[Page and application data records]
== Segment start ==

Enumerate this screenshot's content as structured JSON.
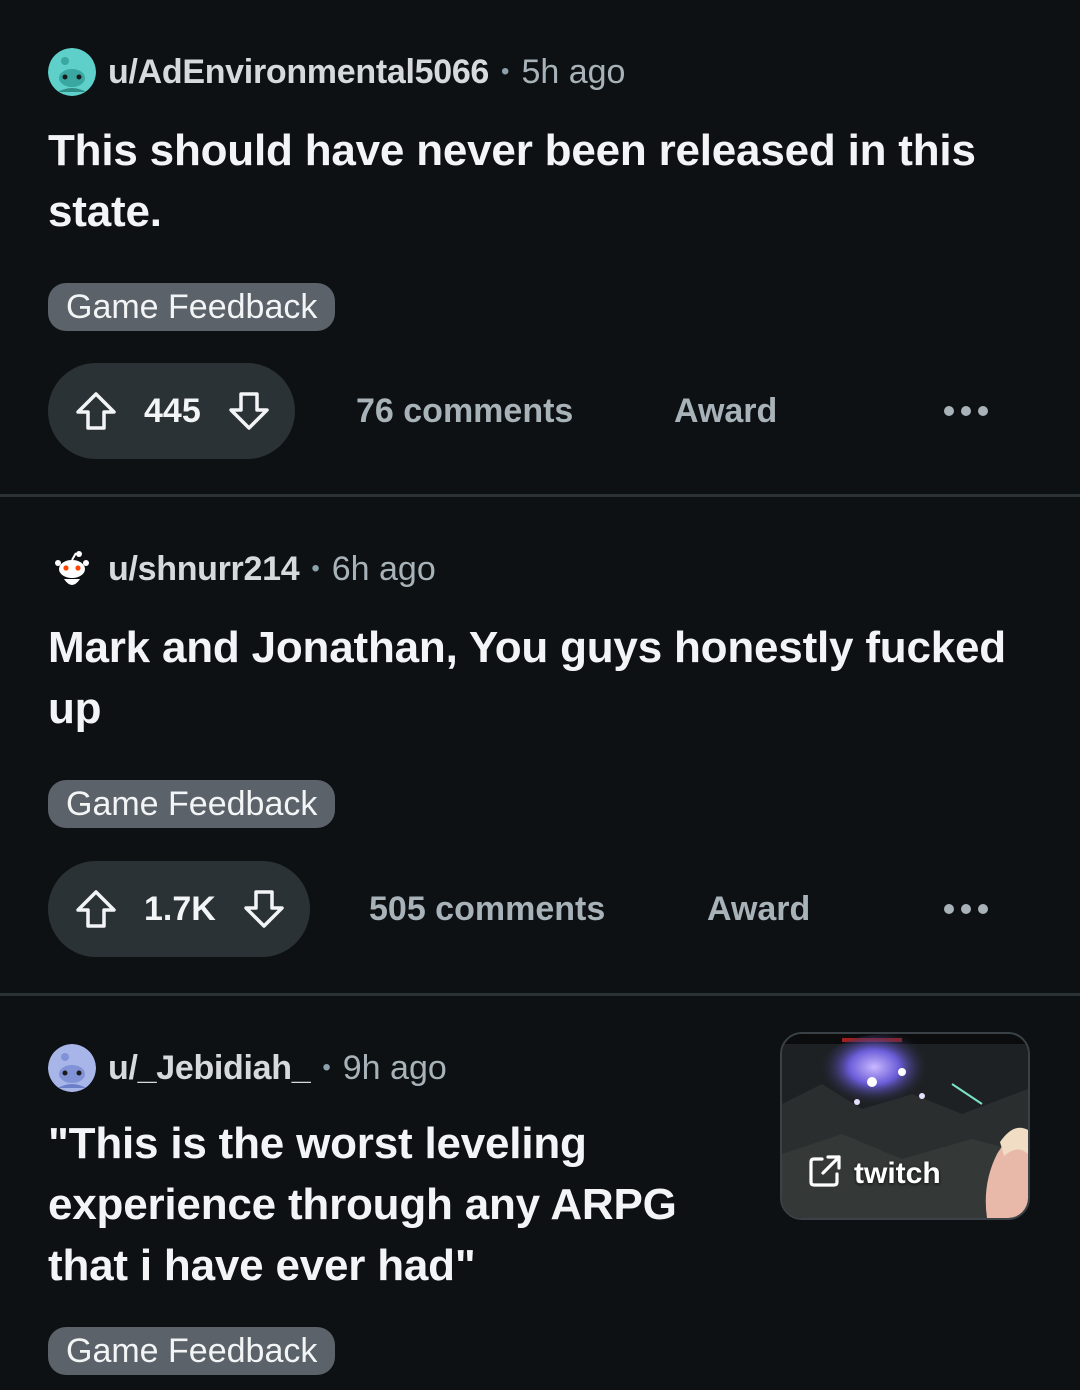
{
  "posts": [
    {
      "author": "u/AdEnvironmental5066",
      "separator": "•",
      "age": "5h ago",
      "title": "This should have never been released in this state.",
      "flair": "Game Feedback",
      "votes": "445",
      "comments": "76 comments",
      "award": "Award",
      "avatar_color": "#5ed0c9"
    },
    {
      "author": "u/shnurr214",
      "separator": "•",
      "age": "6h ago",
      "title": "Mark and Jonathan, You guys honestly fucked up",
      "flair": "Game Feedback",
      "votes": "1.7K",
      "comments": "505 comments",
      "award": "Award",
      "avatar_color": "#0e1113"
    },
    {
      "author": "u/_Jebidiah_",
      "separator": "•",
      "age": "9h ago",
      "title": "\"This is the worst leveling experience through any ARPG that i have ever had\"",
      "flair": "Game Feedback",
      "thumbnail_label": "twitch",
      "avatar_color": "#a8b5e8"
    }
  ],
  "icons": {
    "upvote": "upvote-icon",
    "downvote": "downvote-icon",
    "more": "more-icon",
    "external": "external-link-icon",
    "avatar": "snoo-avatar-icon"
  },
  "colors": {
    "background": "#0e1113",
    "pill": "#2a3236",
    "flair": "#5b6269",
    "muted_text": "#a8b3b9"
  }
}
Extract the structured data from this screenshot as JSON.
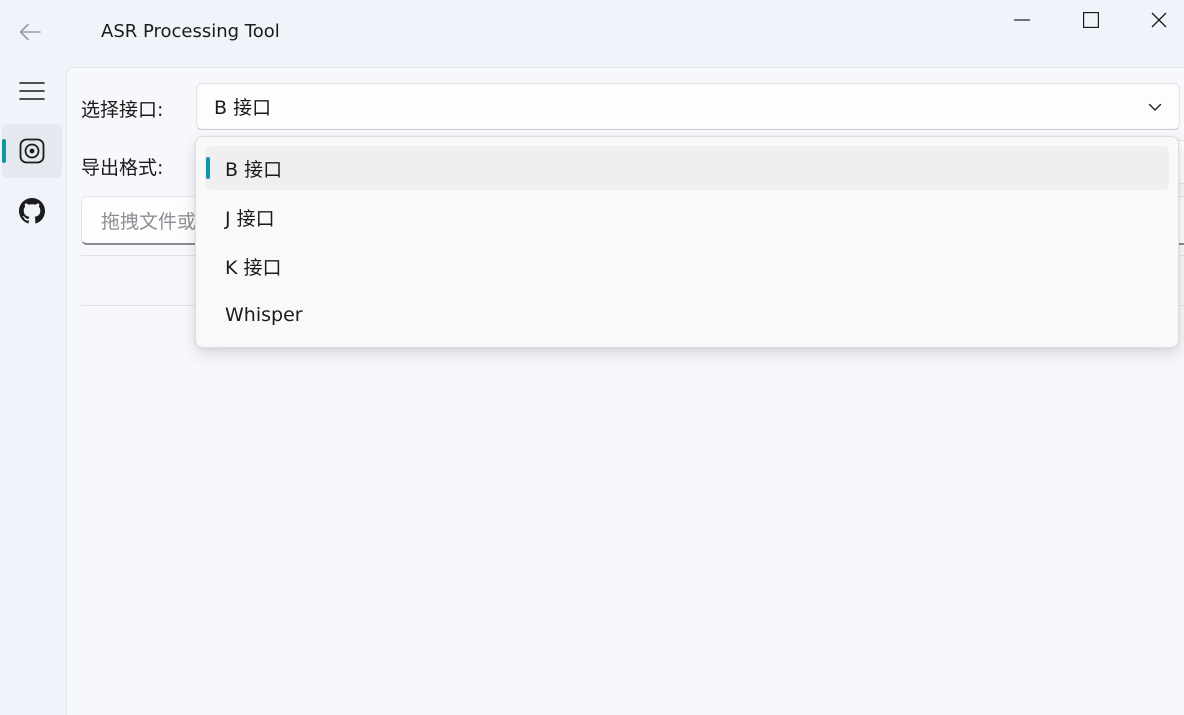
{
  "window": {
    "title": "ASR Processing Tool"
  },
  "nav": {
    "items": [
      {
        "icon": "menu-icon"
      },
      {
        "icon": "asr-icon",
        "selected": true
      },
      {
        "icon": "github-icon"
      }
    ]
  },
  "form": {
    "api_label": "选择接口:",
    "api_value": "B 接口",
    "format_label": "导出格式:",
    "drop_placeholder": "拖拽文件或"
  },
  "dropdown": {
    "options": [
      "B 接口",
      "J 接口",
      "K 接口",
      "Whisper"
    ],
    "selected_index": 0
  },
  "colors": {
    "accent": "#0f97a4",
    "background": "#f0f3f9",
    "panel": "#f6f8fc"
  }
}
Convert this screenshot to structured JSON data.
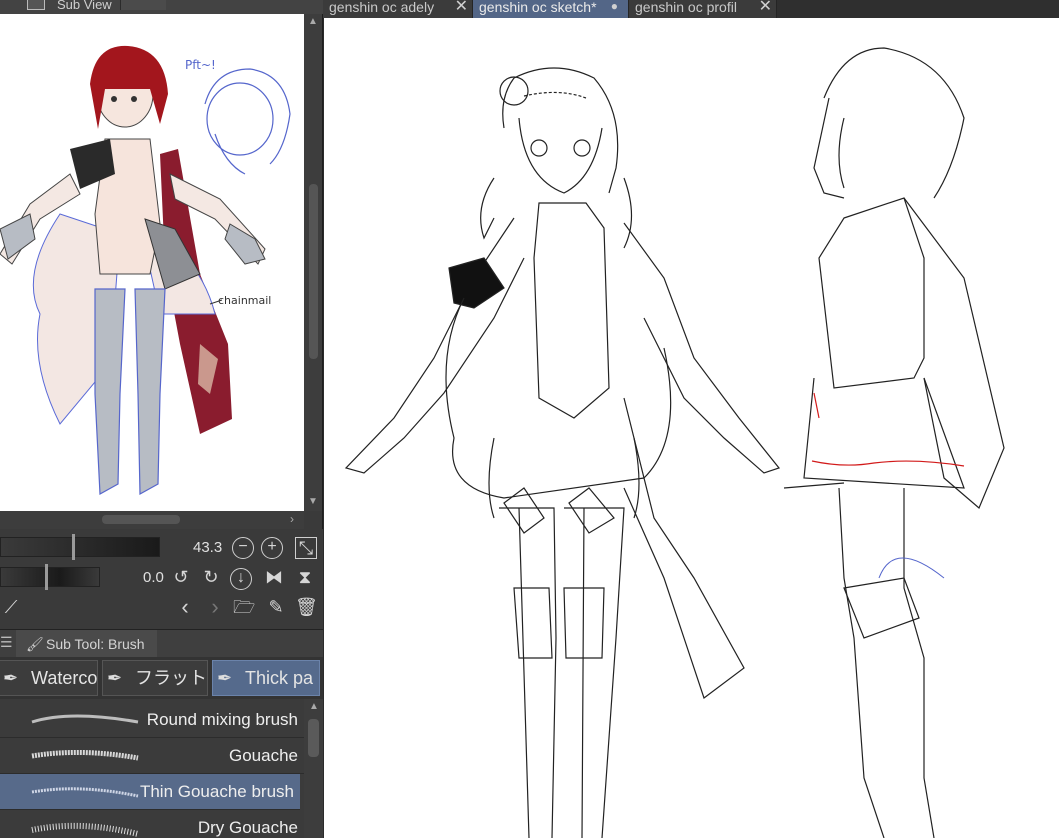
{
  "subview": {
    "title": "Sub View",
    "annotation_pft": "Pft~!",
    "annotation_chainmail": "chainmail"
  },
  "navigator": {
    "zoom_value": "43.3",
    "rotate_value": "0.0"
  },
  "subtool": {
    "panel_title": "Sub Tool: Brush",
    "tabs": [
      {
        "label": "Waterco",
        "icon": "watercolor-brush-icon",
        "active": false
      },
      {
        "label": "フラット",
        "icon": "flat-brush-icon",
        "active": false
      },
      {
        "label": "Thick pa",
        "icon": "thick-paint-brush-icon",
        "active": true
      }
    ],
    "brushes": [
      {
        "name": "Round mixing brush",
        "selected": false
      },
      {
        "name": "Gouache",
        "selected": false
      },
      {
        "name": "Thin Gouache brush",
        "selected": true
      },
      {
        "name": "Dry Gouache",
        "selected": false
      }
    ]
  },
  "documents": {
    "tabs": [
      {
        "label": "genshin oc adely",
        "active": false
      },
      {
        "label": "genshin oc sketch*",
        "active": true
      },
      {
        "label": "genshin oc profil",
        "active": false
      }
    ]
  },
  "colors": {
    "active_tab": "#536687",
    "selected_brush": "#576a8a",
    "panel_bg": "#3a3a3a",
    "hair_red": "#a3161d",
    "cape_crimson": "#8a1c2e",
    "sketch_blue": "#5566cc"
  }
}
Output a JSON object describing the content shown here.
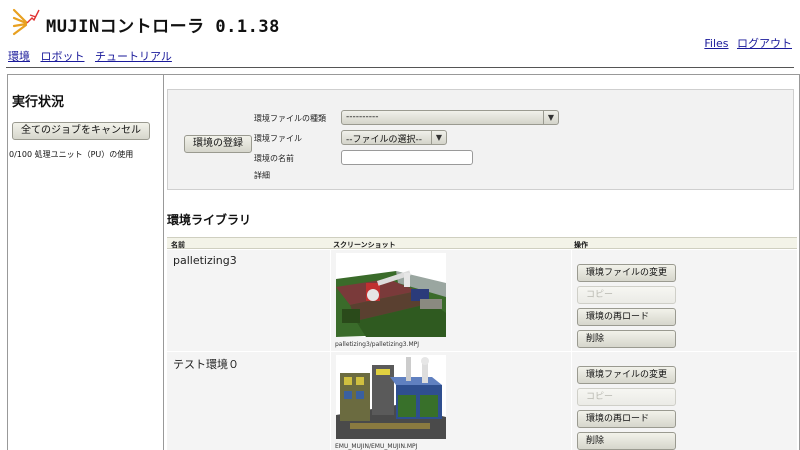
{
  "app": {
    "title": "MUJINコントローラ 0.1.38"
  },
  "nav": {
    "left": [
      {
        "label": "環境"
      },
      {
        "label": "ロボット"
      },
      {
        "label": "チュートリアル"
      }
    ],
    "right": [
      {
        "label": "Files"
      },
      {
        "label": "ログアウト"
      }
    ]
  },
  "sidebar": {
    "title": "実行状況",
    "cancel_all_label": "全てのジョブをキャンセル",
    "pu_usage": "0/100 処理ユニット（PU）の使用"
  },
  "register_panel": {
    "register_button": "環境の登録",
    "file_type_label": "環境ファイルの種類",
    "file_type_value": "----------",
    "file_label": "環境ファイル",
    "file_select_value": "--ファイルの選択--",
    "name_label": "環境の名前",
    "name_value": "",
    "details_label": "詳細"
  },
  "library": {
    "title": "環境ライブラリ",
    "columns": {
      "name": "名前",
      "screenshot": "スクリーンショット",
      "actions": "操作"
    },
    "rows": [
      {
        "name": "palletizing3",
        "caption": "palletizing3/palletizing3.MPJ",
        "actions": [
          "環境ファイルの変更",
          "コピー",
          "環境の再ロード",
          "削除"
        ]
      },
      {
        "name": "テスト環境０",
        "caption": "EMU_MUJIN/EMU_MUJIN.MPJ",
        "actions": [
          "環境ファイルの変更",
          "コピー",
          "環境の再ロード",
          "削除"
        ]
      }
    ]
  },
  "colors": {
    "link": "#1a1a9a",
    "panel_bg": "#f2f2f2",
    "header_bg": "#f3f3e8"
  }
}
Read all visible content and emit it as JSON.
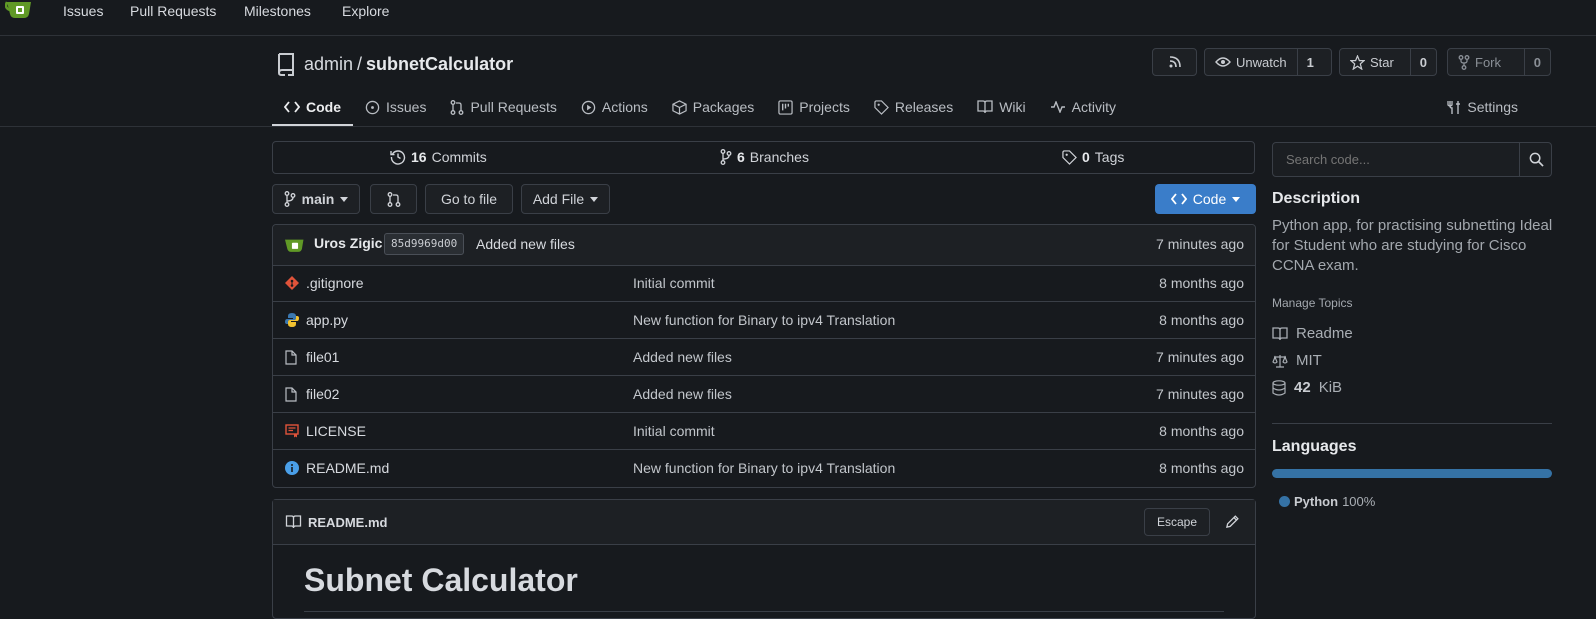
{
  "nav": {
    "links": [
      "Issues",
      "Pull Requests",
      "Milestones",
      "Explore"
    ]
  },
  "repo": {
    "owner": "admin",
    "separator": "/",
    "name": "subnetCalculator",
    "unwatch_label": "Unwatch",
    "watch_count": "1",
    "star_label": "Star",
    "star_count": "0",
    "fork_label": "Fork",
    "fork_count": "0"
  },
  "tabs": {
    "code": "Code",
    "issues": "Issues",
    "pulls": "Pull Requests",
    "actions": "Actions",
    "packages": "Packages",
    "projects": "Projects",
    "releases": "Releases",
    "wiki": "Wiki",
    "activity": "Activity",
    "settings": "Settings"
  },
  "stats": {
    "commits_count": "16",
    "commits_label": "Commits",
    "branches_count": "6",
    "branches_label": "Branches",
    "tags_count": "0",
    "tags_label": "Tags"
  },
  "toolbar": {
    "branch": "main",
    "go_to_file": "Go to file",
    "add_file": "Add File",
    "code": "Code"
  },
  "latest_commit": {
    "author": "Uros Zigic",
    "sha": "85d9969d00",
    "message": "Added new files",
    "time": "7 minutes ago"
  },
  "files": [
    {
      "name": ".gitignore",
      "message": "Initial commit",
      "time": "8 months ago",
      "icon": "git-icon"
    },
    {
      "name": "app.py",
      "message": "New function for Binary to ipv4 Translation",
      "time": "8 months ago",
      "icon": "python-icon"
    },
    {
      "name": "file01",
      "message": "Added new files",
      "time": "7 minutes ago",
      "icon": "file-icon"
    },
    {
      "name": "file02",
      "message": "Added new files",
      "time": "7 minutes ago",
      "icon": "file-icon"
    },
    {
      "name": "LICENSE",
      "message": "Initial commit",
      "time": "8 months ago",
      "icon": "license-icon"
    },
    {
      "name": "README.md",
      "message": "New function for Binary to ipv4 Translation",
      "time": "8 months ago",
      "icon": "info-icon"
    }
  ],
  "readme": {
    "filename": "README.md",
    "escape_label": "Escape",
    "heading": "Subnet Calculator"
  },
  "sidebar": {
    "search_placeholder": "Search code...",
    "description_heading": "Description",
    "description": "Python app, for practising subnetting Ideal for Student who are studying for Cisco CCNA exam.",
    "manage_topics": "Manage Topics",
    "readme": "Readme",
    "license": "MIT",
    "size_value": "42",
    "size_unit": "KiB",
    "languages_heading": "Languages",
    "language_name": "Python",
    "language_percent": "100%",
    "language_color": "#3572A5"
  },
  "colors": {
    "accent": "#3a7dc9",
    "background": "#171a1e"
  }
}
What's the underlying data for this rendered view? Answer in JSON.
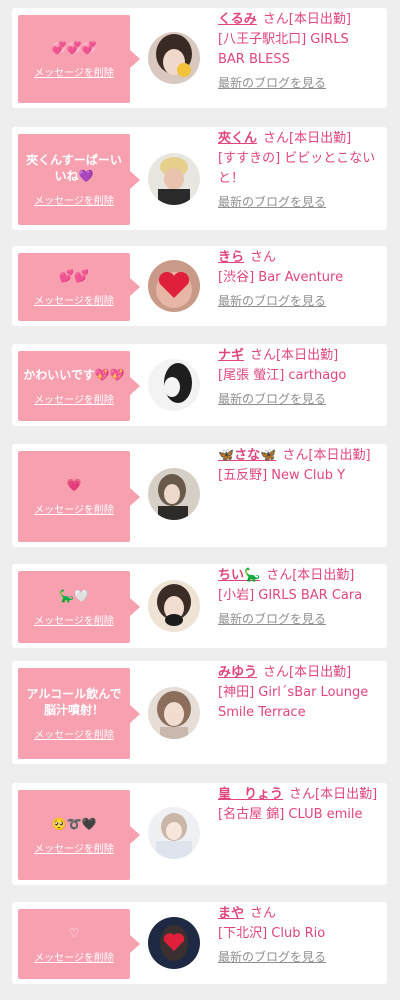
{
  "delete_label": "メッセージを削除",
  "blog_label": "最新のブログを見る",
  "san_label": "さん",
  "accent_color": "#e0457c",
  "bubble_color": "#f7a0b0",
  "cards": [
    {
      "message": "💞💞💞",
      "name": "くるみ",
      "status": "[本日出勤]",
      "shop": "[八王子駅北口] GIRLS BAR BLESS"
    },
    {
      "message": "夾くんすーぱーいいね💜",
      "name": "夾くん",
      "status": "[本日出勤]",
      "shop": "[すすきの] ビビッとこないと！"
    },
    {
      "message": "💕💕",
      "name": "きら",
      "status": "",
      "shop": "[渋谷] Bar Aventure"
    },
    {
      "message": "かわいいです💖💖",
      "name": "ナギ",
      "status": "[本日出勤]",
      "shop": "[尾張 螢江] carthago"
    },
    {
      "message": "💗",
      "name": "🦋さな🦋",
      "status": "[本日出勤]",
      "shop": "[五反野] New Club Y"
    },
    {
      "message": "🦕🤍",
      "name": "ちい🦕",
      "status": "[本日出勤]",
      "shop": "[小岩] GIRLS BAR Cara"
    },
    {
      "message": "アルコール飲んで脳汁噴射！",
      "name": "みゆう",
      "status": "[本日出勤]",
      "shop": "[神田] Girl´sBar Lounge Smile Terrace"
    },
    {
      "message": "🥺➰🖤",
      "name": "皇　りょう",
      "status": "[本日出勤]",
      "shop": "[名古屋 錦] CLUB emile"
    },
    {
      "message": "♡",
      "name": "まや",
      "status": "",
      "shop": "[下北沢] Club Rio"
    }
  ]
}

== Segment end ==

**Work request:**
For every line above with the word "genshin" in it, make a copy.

**Result of this exercise:**
        "label": "genshin oc adely",
        "label": "genshin oc sketch*",
        "label": "genshin oc profil",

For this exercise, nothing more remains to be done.